▸ WHAT YOU WILL DO: Which of the lines in the data mention the string "Text"? List them all.

Stored dataset items
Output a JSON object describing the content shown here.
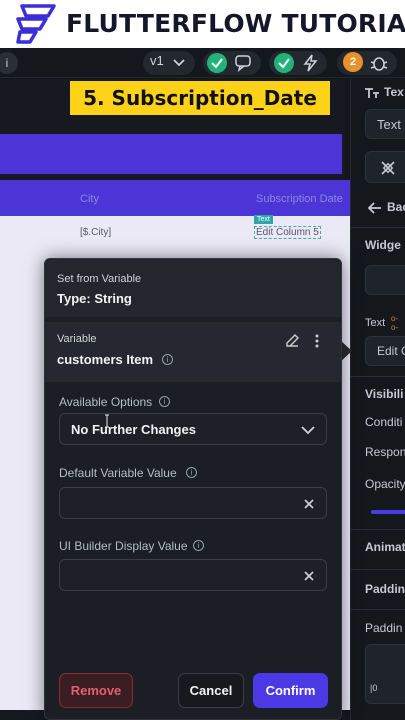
{
  "banner": {
    "title": "FLUTTERFLOW TUTORIAL"
  },
  "toolbar": {
    "version": "v1",
    "badge_count": "2"
  },
  "step_label": "5. Subscription_Date",
  "table": {
    "columns": [
      "City",
      "Subscription Date"
    ],
    "row": [
      "[$.City]",
      "Edit Column 5"
    ],
    "tag": "Text"
  },
  "right_panel": {
    "header": "Tex",
    "text_field": "Text",
    "back": "Bac",
    "widget": "Widge",
    "text_label": "Text",
    "edit_box": "Edit C",
    "visibility": "Visibili",
    "condition": "Conditi",
    "responsive": "Respon",
    "opacity": "Opacity",
    "animation": "Animat",
    "padding": "Paddin",
    "padding2": "Paddin"
  },
  "modal": {
    "set_from": "Set from Variable",
    "type": "Type: String",
    "variable_label": "Variable",
    "variable_value": "customers Item",
    "available_options_label": "Available Options",
    "available_options_value": "No Further Changes",
    "default_value_label": "Default Variable Value",
    "default_value": "",
    "ui_builder_label": "UI Builder Display Value",
    "ui_builder_value": "",
    "remove": "Remove",
    "cancel": "Cancel",
    "confirm": "Confirm"
  },
  "colors": {
    "accent": "#4b39e6",
    "step_label_bg": "#ffd21a",
    "remove": "#e2606e",
    "check": "#23b27a"
  }
}
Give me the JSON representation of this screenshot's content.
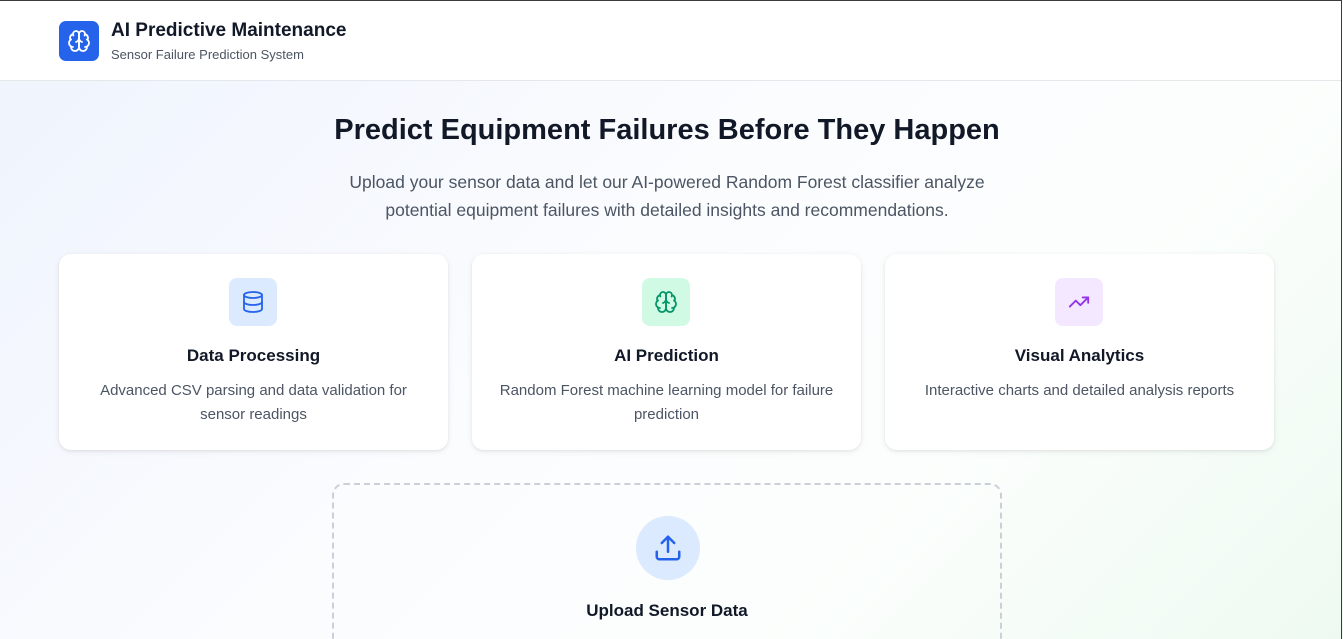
{
  "header": {
    "title": "AI Predictive Maintenance",
    "subtitle": "Sensor Failure Prediction System",
    "logo_icon": "brain-icon",
    "brand_color": "#2563eb"
  },
  "hero": {
    "title": "Predict Equipment Failures Before They Happen",
    "description": "Upload your sensor data and let our AI-powered Random Forest classifier analyze potential equipment failures with detailed insights and recommendations."
  },
  "features": [
    {
      "icon": "database-icon",
      "title": "Data Processing",
      "description": "Advanced CSV parsing and data validation for sensor readings",
      "icon_bg": "#dbeafe",
      "icon_color": "#2563eb"
    },
    {
      "icon": "brain-icon",
      "title": "AI Prediction",
      "description": "Random Forest machine learning model for failure prediction",
      "icon_bg": "#d1fae5",
      "icon_color": "#059669"
    },
    {
      "icon": "trending-up-icon",
      "title": "Visual Analytics",
      "description": "Interactive charts and detailed analysis reports",
      "icon_bg": "#f3e8ff",
      "icon_color": "#9333ea"
    }
  ],
  "upload": {
    "icon": "upload-icon",
    "title": "Upload Sensor Data",
    "hint": ""
  }
}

▸ YOUR RESPONSE:
    "tag": "Text"
    "text_field": "Text",
    "text_label": "Text",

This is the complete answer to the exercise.